Rustic and hard-wearing outdoor metal furniture is an ideal choice for a practical work space, and old apple crates are used as side tables to blur the boundary between outside and inside.
Learn more about linking your indoor and outdoor space.
16. A sweet summer house that's a little chapel
Inspired by the prefabricated iron structures used as mission halls and chapels in the 19th century, this scaled-down, portable tintabernacle was built in Cornwall.
17. Creative conversion
This ingenious, self-supporting steel structure started life as a commercial shipping container before being converted into a home office by Green Roof Shelters. Eco-friendly in more ways than one, the offices come with deep sedum roofs planted with wildflowers, and have attached nesting places to help make your garden a haven for wildlife.
Discover more ways to create an eco-friendly garden.
18. A treetop hideaway
Like living the high life? This bespoke, luxury treehouse by Blue Forest features a spacious deck, wired interior complete with wall-mounted TV, zip wire, rope bridge and sunken trampoline, making it the ultimate chill-out space. The exterior combines warm cedar cladding with green roof tiles to blend with the tree. As the treehouses can be built with supporting stilts, having a sturdy tree is not essential.
19. Sociable BBQ Shelter
Barbecues are normally the preserve of sunny days, and any plans made for them are nervously anticipated when there is the threat of rain. However, this cabin boasts a centrally vented grilled fire, meaning you can enjoy barbecuing all year round with no fear of your plans being rained off.
Its circular design makes it a social space, easily seating 15 people around the fire, while a few adjustments transform it into a unique guest bedroom, sleeping up to three people. The flexible 10m2 BBQ cabin is priced from £8,950, Scotia Cabins.
- Find our pick of the best BBQs in our guide
20. A shell-decorated interior
Just a stone’s throw from shell artist Linda Fenwick’s house, this atmospheric folly is used for lunches and dinners, and in the evenings candlelight reflects off the iridescent forms covering every surface. ‘People find it very peaceful sitting in a room full of shells,’ Linda says. ‘You just imagine where the shells have travelled to and come from.’
Even if you don't have a garden room as grand as this one, find out how to create an outdoor dining area in your garden.
This stunning summer house was a purpose built hexagonal folly in her garden, the interior of which is entirely decorated in shells. ‘I worked with my joiner, Colin Thomas, and it took about four years to get the building finished, grabbing free days as and when.

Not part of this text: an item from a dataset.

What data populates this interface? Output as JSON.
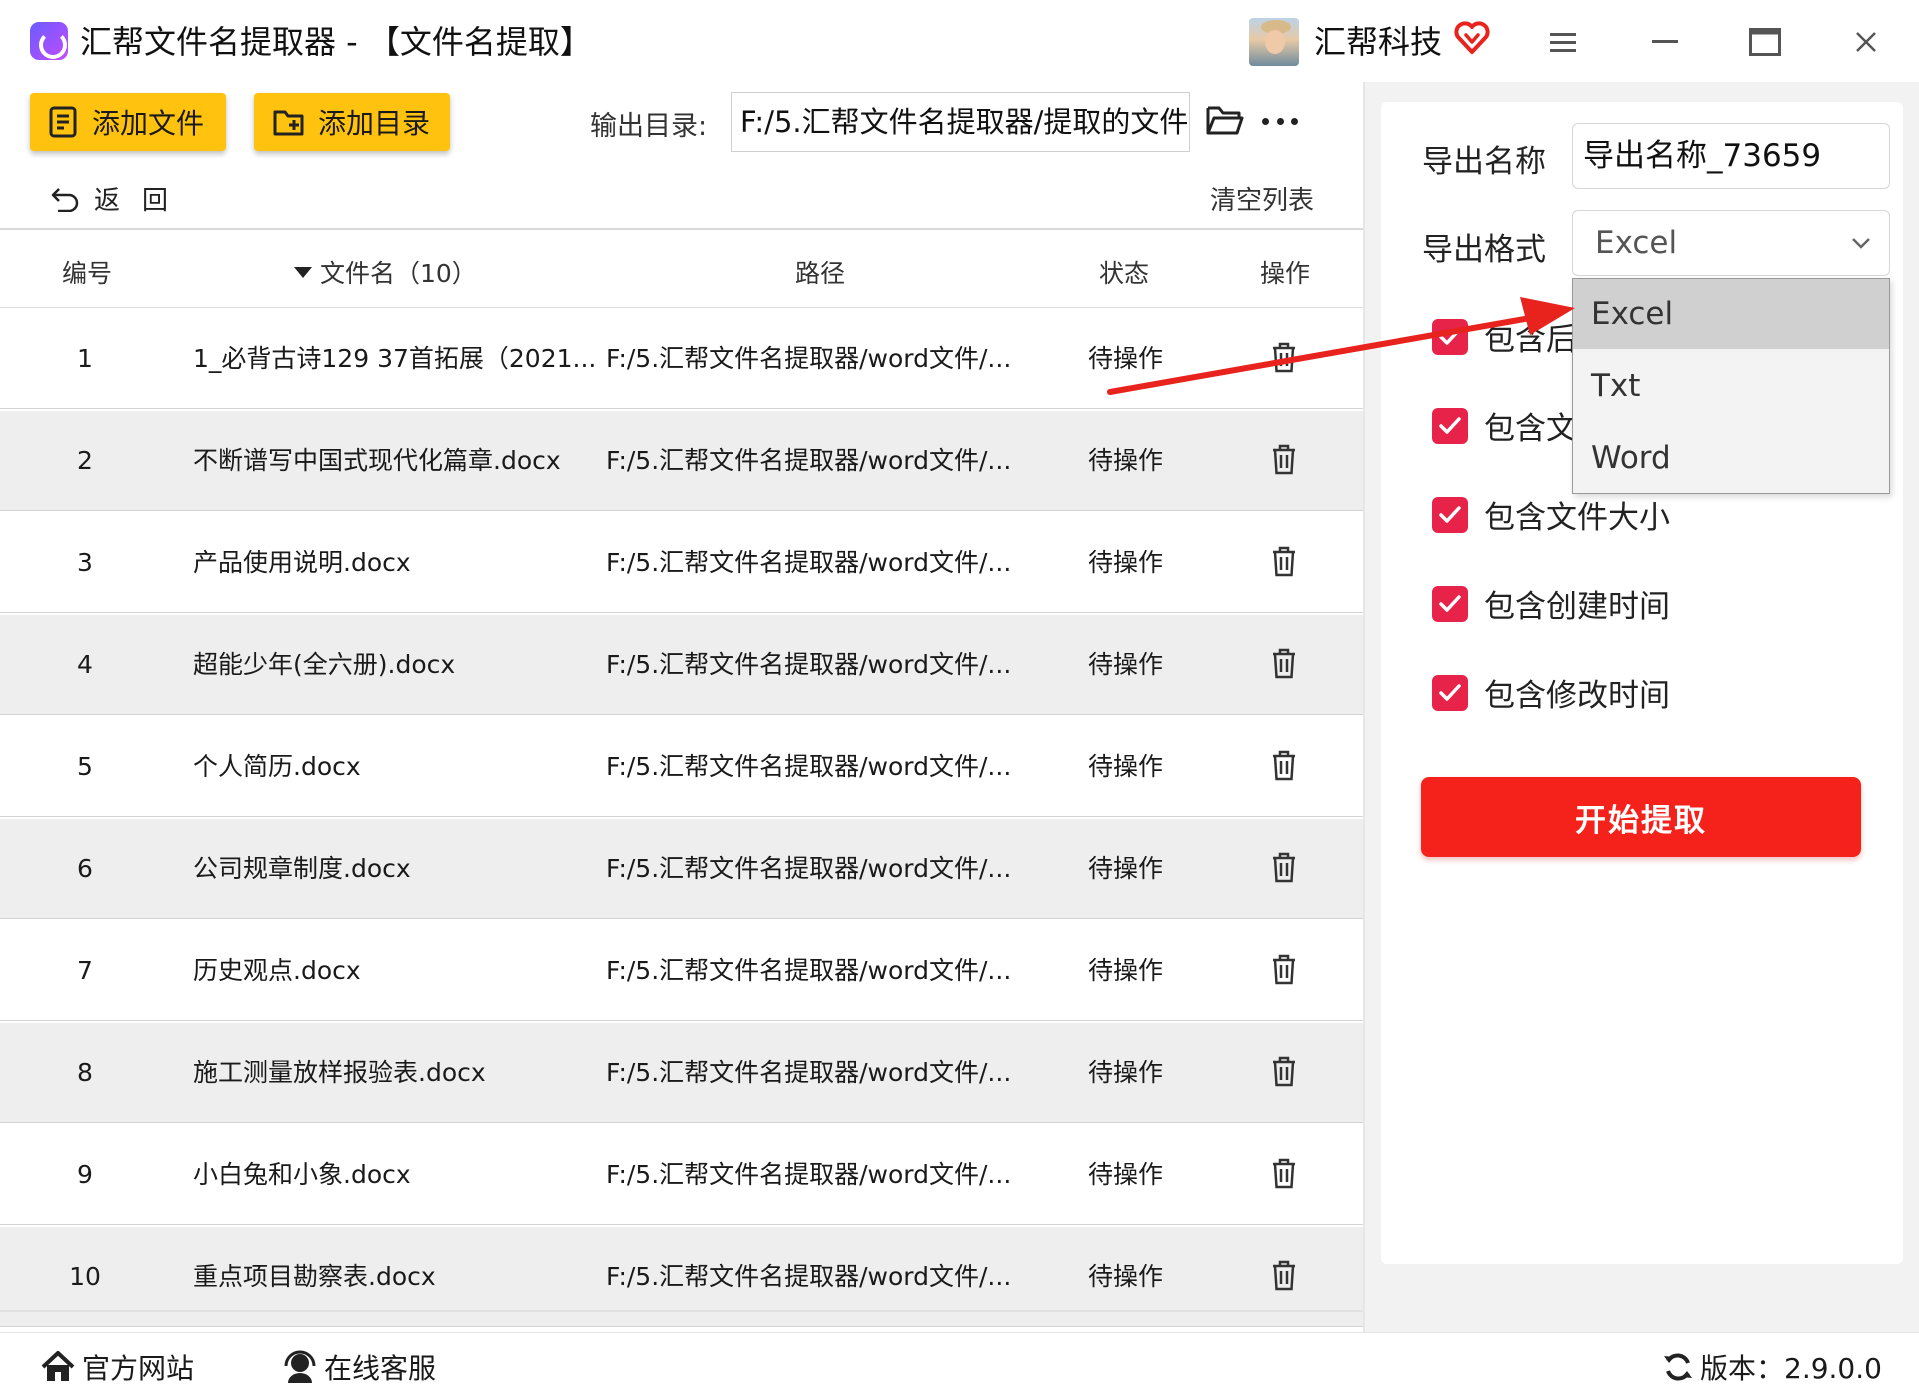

It took me a year altogether to finish the interior, creating and putting up each panel separately, and I added the last shell in 2010, the night before we opened the garden for the NGS,’ Linda explains. ‘I have always collected shells and wanted to do something with them, and I love architecture and art, so all of these things have fed in to each other and go hand in hand.’